“Mt Hood beckons to everyone who lives in the Portland area and that’s understandable,” said Milnor. “It’s a popular summertime draw, but not so much this time of year. A great place for families to introduce their children to the outdoors with a rushing river, salmon and fantastic trees in a beautiful forest.”

The trails that wind through Wildwood are marvelous opportunities to explore the parkland.

The Wildwood Wetlands Trail is a one-mile loop of gravel and paved foot-paths plus more than 1,000 feet of elevated boardwalk that gives you access to the heart of a vast wetland area where many different wildlife species live.

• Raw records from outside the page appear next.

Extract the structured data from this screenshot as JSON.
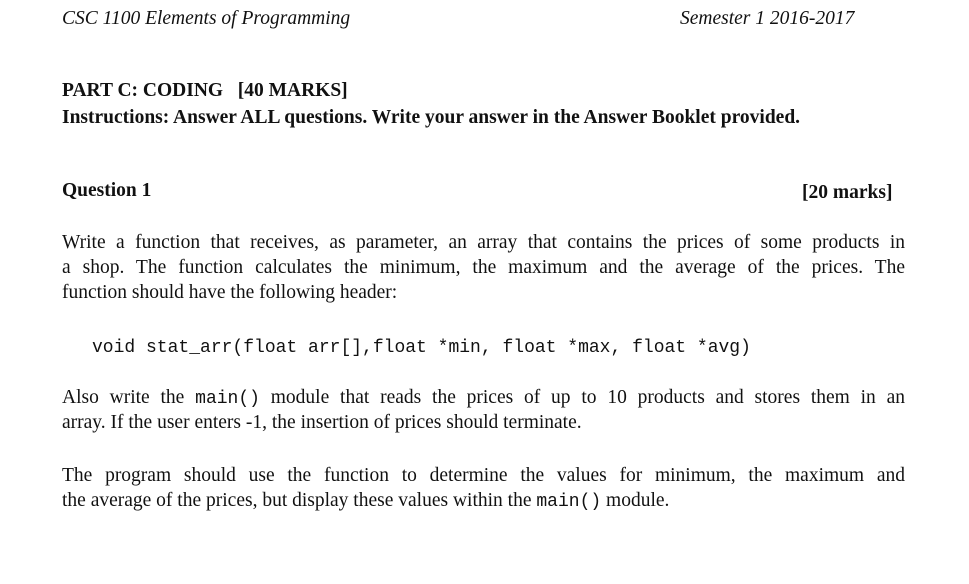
{
  "header": {
    "course": "CSC 1100 Elements of Programming",
    "semester": "Semester 1  2016-2017"
  },
  "part": {
    "title": "PART C: CODING",
    "marks": "[40 MARKS]",
    "instructions": "Instructions: Answer ALL questions. Write your answer in the Answer Booklet provided."
  },
  "question": {
    "title": "Question 1",
    "marks": "[20 marks]"
  },
  "para1": [
    "Write a function that receives, as parameter, an array that contains the prices of some products in",
    "a shop. The function calculates the minimum, the maximum and the average of the prices. The",
    "function should have the following header:"
  ],
  "code_header": "void stat_arr(float arr[],float *min, float *max, float *avg)",
  "para2": {
    "l1_a": "Also write the ",
    "l1_code": "main()",
    "l1_b": " module that reads the prices of up to 10 products and stores them in an",
    "l2": "array. If the user enters -1, the insertion of prices should terminate."
  },
  "para3": {
    "l1": "The program should use the function to determine the values for minimum, the maximum and",
    "l2_a": "the average of the prices, but display these values within the ",
    "l2_code": "main()",
    "l2_b": " module."
  }
}
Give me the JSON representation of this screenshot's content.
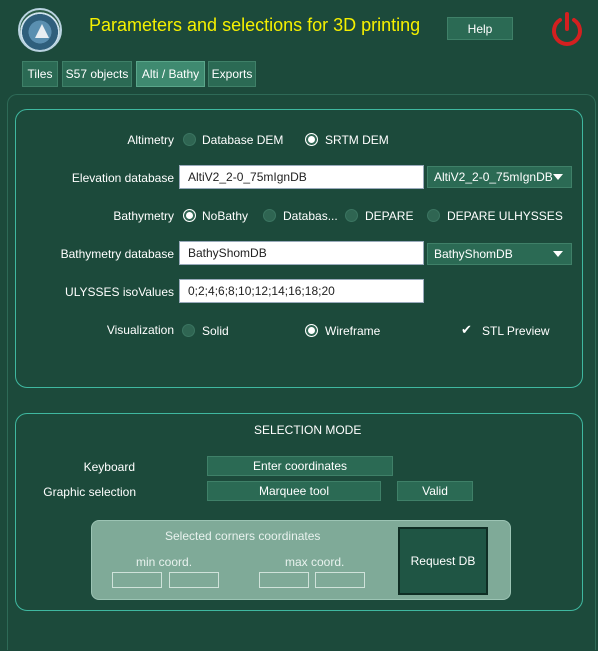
{
  "header": {
    "title": "Parameters and selections for 3D printing",
    "help_label": "Help",
    "power_icon": "power-icon",
    "logo_icon": "logo-icon"
  },
  "tabs": [
    {
      "label": "Tiles"
    },
    {
      "label": "S57 objects"
    },
    {
      "label": "Alti / Bathy",
      "active": true
    },
    {
      "label": "Exports"
    }
  ],
  "params": {
    "altimetry_label": "Altimetry",
    "altimetry_options": [
      "Database DEM",
      "SRTM DEM"
    ],
    "altimetry_selected": "SRTM DEM",
    "elevation_label": "Elevation database",
    "elevation_value": "AltiV2_2-0_75mIgnDB",
    "elevation_select": "AltiV2_2-0_75mIgnDB",
    "bathymetry_label": "Bathymetry",
    "bathymetry_options": [
      "NoBathy",
      "Databas...",
      "DEPARE",
      "DEPARE ULHYSSES"
    ],
    "bathymetry_selected": "NoBathy",
    "bathy_db_label": "Bathymetry database",
    "bathy_db_value": "BathyShomDB",
    "bathy_db_select": "BathyShomDB",
    "ulysses_label": "ULYSSES isoValues",
    "ulysses_value": "0;2;4;6;8;10;12;14;16;18;20",
    "visualization_label": "Visualization",
    "visualization_options": [
      "Solid",
      "Wireframe"
    ],
    "visualization_selected": "Wireframe",
    "stl_preview_label": "STL Preview",
    "stl_preview_checked": true
  },
  "selection": {
    "title": "SELECTION MODE",
    "keyboard_label": "Keyboard",
    "enter_coords_label": "Enter coordinates",
    "graphic_label": "Graphic selection",
    "marquee_label": "Marquee tool",
    "valid_label": "Valid",
    "corners_title": "Selected corners coordinates",
    "min_label": "min coord.",
    "max_label": "max coord.",
    "request_label": "Request DB"
  },
  "colors": {
    "background": "#1c4a3b",
    "title": "#f5f000",
    "accent_border": "#3fb8a0",
    "power": "#d42020"
  }
}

Observation decks extend into the wetland at several locations and allow closer inspection.

The habitat is wild and natural so don’t be surprised while hiking the boardwalk if you see blue herons, mallards, teals, turtles or any number of small songbirds.

Pay special attention to the many interpretive signs that describe the wetland habitat and the critters that live here.

“A wetland eco-system is something you have to really see up close to get really fascinated with it,” noted Milnor. “Building this structure really allows you to get up close and personal to it in a way that you wouldn’t otherwise.”

There are more than 1,000 feet to the boardwalk on the Wildwood Wetlands Trail that was built four feet off the ground to keep hiker’s feet dry and limit access onto the sensitive wetlands.

Beginning in mid-October, the boardwalk area explodes to life with a colorful show of brilliant reds, oranges and yellows from vine maple, big leaf maple trees and alder trees.

The Cascade Streamwatch Trail is a barrier-free and paved, three-quarter-mile trail adjacent to the Wild and Scenic Salmon River. Interpretive displays describe points of interest.

The most remarkable highlight of this trail is a stream-profile viewing chamber where you gain an underwater “fish-eye” view of a small stream and salmon habitat.

The chamber -- 10 years in the making -- drops 12 feet below the water surface and allows you to see through two large windows more than 12 feet across and seven feet high where the baby salmon live.

I enjoy just watching the behavior of the three-to-four-inch salmon fry and how they use logs, branches, and even rocks to hide. As a bug floats on the current, a fish jets out and picks it off, then retreats to its shelter.

“We love the fish and we want to protect the baby fish,” noted Donna Hansen, Wildwood Park Ranger. “If visitors go to the river and they come at the right time of year, they actually get to see adult fish too. The salmon spawn throughout the Salmon River from October through November. People like to see that.”

The park is open from 8 a.m. to sunset from mid-May through November. However, during the off-season, you may park at the gate and access Wildwood and Cascade Streamwatch by foot, walking the entrance road to the trailhead or other facilities.

Be sure to follow my Oregon adventures via the new Grant’s Getaways Podcast as I relate behind the scenes stories from nearly four decades of television reporting.

You can also learn more about many of our favorite Oregon travels and adventures in the Grant’s Getaways book series, including “Grant’s Getaways: 101 Oregon Adventures,” “Grant’s Getaways: Guide to Wildlife Watching in Oregon,” and Grant’s Getaways: Oregon Adventures with the Kids.” The collection offers hundreds of outdoor activities across Oregon and promise to engage a kid of any age.

My next book, “Grant’s Getaways: Another 101 Oregon Adventures” will be published in 2022.